[[ Data extract open ]]

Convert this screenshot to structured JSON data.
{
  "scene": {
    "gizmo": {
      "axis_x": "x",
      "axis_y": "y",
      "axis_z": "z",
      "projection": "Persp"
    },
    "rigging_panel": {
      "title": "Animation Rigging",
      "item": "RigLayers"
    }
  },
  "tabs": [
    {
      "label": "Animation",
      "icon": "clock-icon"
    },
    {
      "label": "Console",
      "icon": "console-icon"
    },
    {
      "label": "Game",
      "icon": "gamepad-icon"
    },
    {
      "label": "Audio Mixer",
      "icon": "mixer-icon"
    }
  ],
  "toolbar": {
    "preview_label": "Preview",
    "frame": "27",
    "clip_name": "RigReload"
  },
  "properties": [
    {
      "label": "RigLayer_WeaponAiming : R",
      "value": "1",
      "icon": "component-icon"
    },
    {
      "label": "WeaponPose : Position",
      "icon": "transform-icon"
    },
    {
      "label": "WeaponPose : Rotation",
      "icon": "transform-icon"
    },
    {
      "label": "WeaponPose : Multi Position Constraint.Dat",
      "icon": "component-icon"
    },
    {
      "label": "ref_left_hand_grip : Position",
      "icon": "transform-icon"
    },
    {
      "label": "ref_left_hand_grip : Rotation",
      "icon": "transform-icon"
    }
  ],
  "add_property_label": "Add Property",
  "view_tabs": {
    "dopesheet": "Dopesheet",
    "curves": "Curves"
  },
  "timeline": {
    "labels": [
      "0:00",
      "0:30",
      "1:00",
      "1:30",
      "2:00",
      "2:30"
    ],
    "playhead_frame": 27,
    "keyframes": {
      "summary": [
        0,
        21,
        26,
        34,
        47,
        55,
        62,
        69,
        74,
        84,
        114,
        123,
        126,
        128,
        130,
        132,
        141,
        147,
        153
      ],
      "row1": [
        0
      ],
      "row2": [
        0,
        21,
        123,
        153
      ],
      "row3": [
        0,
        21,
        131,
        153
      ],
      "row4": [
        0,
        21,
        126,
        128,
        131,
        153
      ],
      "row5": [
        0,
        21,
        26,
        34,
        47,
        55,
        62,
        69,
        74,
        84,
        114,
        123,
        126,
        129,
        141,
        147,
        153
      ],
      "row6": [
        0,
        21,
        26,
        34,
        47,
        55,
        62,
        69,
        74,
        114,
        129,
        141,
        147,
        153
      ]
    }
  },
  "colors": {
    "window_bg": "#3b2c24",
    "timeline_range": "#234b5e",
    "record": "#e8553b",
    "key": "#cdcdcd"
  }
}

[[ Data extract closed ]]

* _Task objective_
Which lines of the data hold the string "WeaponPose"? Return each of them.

* _Result of the task_
      "label": "WeaponPose : Position",
      "label": "WeaponPose : Rotation",
      "label": "WeaponPose : Multi Position Constraint.Dat",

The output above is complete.